Tyrkia kansellerte i helgen Israels deltakelse i en militærøvelse på tyrkisk jord. Det er en klar markering av misnøye med Israel. Siden Gaza-krigen har ingenting vært som før. Avstandstakingen gjelder imidlertid ikke bare Israel: Tyrkia blir stadig mer selvhevdende internasjonalt.
Det het av avlysningen skyldtes tekniske årsaker, men så slapp utenriksministeren katta ut av sekken.
However, Foreign Minister Ahmet Davutoglu linked the exercise’s cancellation to the Gaza war in an interview with CNN on Sunday. Asked why Israel was excluded, he said: «We hope that the situation in Gaza will be improved, that the situation will be back to the diplomatic track. And that will create a new atmosphere in Turkish-Israeli relations as well.»
Israel’s good ties with Turkey — a mostly Muslim nation — have been a boost for Israel over the years, easing its isolation in the region at a time of tension between the Jewish state and much of the Muslim world. Israeli tourists flocked to Turkey and Ankara benefited from a strong defense alliance with Israel’s powerful, high-tech military.
But these ties — always brittle — have started to fray since Israel’s Gaza war in January, when the deaths of Palestinian civilians outraged opinion worldwide.
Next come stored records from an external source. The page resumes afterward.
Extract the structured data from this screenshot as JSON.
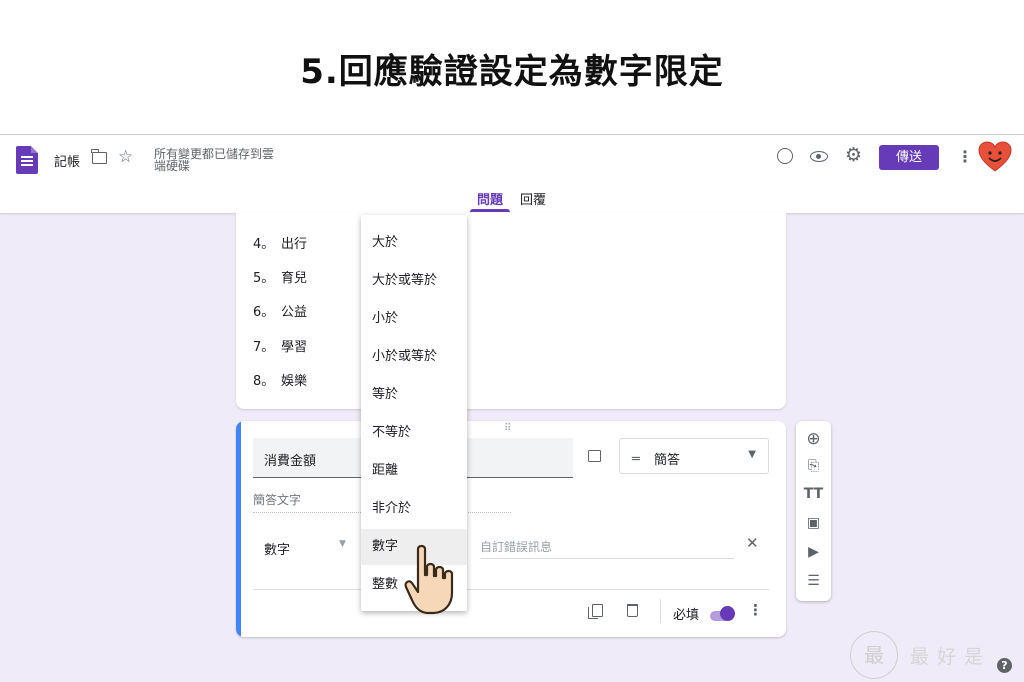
{
  "page_title": "5.回應驗證設定為數字限定",
  "header": {
    "doc_title": "記帳",
    "save_status": "所有變更都已儲存到雲端硬碟",
    "send_label": "傳送",
    "icons": [
      "forms-icon",
      "folder-icon",
      "star-icon",
      "palette-icon",
      "eye-icon",
      "gear-icon",
      "more-vert-icon"
    ],
    "accent_color": "#673ab7"
  },
  "tabs": [
    {
      "label": "問題",
      "active": true
    },
    {
      "label": "回覆",
      "active": false
    }
  ],
  "options": [
    {
      "num": "4。",
      "label": "出行"
    },
    {
      "num": "5。",
      "label": "育兒"
    },
    {
      "num": "6。",
      "label": "公益"
    },
    {
      "num": "7。",
      "label": "學習"
    },
    {
      "num": "8。",
      "label": "娛樂"
    }
  ],
  "question": {
    "title": "消費金額",
    "type": "簡答",
    "answer_hint": "簡答文字",
    "validation_type": "數字",
    "error_placeholder": "自訂錯誤訊息",
    "required_label": "必填",
    "required": true
  },
  "dropdown": {
    "items": [
      "大於",
      "大於或等於",
      "小於",
      "小於或等於",
      "等於",
      "不等於",
      "距離",
      "非介於",
      "數字",
      "整數"
    ],
    "selected": "數字"
  },
  "watermark": {
    "seal": "最",
    "text": "最好是"
  },
  "help": "?"
}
Use of Konya as a location for the exercise was sensitive: during the war, pro-Islamic media in Turkey published stories alleging Israeli pilots who bombed Gaza targets had been trained in exercises there.
urkey’s approach to Israel reflects a «double-faced policy» that began when Erdogan scolded the Israeli president over Gaza casualties at an international forum in Switzerland, said Huseyin Bagci, professor of international relations at Middle East Technical University.
«The Turkish government, since the Davos incident, (tried) to become the consciousness of the Middle East,» Bagci said. Behind the scenes, though, ties with Israel are largely «business as usual,» he said.
Israel later som om forbindelsene er ok på kammerset, og at Tyrkia mest spiller for galleriet. Men andre mener det er mer alvorlig enn som så.
Alon Liel, who was Israel’s No. 1 diplomat in Turkey in the 1980s, described the situation as a «crisis» and said Israel had received «very harsh signals» from an increasingly assertive government.
«Today there is a new foreign policy that doesn’t rely only on the West. They see themselves as a player in many regional circles,» he said. «All this assertiveness in the region gives Turkey a self-confidence that allows it to be tougher to us.»
Kanskje flere enn Israel vil få merke den nye selvhevdende stilen.
Analysis: Turkey gets tough on Israel